Two additional cases of the omicron variant of COVID-19 have been detected in Los Angeles County, public health officials announced Friday.
The two cases are not related, with one individual having recently traveled to several countries in Africa, and the other as a result of local transmission, the L.A. County Department of Public Health said in a news release.
The traveler is a fully vaccinated student who had mild symptoms, officials said. The individual has not received a booster dose.
The department identified multiple close contacts, all of whom are vaccinated and have tested negative.
The second case is a person with no recent travel history, who is also fully vaccinated and had mild symptoms. The individual has not received a booster dose.
The Public Health Department has identified multiple close contacts, a number of whom are vaccinated and have tested negative. One additional close contact has tested positive and is isolating at home.
The latest omicron cases bring the total to seven countywide, including one infection in Long Beach, which has its own public health department.
“We anticipate seeing increased numbers of individuals infected with the Omicron variant as we are beginning to see cases of local transmission among residents that have not traveled,” Public Health Director Barbara Ferrer said. “All indications are that among those fully vaccinated, illness severity if infected with Omicron is mild reminding us that all eligible residents need to urgently get vaccinated or boosted.”
The two new cases come a day after the health director warned that the county could be seeing the beginning of another COVID-19 winter surge.
The region’s estimated weekly coronavirus case rate now stands at 113 new cases per 100,000 residents, putting the nation’s most populated county back in the Centers for Disease Control and Prevention’s “high transmission” category for COVID-19.
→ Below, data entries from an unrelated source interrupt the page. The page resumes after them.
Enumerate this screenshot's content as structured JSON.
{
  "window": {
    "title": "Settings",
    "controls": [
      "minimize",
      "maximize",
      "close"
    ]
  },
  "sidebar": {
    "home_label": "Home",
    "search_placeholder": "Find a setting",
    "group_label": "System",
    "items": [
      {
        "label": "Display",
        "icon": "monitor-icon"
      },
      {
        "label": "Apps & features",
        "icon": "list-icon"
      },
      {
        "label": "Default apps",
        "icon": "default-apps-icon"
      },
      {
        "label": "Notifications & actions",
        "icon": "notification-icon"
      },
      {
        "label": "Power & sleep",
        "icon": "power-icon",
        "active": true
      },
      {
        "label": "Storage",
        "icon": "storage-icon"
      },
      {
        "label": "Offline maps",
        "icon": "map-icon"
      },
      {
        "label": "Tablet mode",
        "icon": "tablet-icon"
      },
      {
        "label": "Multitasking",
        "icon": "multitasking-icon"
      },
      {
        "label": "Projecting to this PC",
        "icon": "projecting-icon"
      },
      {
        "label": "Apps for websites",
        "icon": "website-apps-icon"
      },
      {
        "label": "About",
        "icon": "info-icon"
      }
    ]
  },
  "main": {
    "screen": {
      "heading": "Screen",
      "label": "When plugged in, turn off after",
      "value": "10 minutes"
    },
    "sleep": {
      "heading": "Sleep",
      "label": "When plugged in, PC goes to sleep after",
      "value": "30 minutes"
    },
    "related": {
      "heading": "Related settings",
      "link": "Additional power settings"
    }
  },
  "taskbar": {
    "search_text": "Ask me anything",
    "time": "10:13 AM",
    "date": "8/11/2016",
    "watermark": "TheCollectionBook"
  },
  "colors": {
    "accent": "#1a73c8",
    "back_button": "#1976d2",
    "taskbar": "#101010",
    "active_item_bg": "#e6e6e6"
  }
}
Ferrer said any increases in COVID-19 numbers are “worrisome,” especially since the county has moved from having “substantial” transmission back to “high” transmission.
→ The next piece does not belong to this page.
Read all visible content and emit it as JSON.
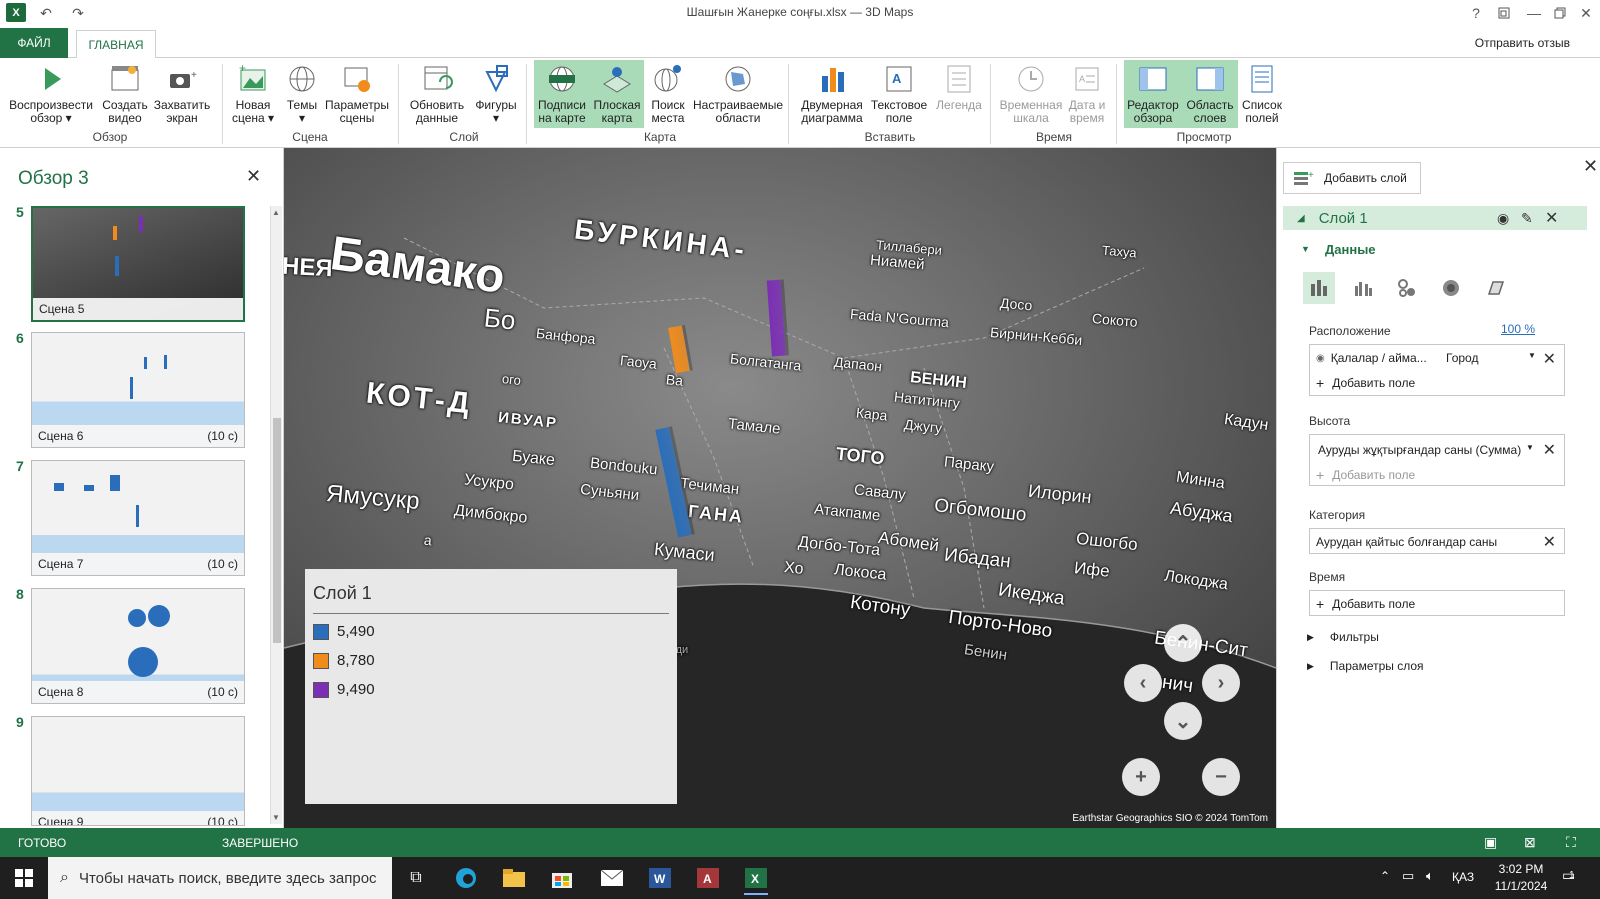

Still, the health director noted that the county is better off than it was during the last winter, before vaccines were available.
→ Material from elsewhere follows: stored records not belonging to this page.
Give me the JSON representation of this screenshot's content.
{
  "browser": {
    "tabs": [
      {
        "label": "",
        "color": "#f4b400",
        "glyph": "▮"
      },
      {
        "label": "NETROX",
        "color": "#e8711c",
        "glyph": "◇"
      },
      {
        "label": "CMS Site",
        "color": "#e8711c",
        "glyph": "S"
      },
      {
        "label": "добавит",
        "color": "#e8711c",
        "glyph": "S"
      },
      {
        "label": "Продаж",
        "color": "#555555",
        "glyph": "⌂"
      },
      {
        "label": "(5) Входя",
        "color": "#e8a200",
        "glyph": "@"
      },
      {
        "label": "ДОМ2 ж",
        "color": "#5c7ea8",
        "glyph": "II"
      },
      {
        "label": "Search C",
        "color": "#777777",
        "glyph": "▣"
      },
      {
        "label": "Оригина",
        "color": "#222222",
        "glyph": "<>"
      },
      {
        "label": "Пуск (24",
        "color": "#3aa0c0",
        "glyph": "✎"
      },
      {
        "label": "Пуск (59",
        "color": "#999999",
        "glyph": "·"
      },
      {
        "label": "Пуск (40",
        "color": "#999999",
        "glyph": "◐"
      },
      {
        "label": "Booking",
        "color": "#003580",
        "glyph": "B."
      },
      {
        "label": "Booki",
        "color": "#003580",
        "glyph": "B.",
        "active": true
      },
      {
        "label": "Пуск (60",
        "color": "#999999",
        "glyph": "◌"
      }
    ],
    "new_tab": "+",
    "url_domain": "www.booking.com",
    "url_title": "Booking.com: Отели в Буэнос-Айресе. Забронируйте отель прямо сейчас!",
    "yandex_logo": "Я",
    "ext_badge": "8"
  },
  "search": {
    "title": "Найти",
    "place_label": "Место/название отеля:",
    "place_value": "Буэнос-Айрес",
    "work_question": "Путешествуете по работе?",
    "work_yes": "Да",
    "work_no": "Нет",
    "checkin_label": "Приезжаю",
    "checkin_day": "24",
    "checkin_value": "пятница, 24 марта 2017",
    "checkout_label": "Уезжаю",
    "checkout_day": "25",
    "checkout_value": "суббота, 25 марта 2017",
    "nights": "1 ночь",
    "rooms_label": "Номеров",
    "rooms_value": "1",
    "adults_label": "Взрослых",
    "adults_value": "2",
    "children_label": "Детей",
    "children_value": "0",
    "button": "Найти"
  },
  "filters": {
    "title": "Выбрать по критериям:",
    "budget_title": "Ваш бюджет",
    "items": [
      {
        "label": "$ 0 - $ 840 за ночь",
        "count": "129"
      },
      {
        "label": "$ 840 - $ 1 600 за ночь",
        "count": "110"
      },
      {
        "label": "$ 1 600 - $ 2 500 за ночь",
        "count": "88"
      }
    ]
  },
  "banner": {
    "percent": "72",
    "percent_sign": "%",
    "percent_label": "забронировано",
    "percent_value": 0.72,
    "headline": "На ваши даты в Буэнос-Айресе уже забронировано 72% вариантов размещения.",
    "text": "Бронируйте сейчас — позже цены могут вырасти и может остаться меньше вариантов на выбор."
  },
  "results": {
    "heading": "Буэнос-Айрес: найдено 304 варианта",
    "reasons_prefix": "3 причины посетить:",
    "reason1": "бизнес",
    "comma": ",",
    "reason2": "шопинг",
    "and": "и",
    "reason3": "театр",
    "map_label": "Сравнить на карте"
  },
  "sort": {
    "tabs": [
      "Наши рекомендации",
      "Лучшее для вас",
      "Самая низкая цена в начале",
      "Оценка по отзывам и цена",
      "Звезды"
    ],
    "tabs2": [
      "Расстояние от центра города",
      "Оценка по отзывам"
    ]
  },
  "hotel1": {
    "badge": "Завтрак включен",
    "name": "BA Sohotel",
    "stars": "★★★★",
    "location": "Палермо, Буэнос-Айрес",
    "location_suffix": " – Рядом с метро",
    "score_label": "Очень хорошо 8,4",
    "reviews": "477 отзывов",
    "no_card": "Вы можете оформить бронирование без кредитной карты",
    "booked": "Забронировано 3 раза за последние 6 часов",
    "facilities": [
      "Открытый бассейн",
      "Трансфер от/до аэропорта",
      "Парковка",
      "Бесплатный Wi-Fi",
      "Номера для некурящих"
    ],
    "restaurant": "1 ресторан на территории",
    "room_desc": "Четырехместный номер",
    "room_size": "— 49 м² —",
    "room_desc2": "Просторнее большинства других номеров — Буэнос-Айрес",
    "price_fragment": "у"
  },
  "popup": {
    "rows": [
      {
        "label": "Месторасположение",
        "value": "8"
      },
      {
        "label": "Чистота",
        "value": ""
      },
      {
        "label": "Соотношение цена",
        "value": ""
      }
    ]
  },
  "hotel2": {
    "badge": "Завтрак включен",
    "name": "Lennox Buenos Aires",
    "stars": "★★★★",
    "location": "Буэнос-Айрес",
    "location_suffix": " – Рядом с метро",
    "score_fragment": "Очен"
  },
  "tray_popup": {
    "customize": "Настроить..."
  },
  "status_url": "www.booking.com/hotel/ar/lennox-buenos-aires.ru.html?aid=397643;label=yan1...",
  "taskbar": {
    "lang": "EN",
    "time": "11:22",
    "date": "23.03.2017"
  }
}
So far, 68% of L.A. County residents aged five and older are fully vaccinated. Around 77% have received at least one dose.
All county residents are urged to get vaccinated or boosted, get tested to help reduce the spread (especially if you traveled for the holidays or have had a possible exposure or symptoms), and adhere to masking requirements when indoors or at large outdoor mega events, regardless of vaccination status.
The department also reminded residents that they are legally required to be isolated if they have a positive COVID test result and that vaccinated close contacts with symptoms and unvaccinated close contacts need to be quarantined.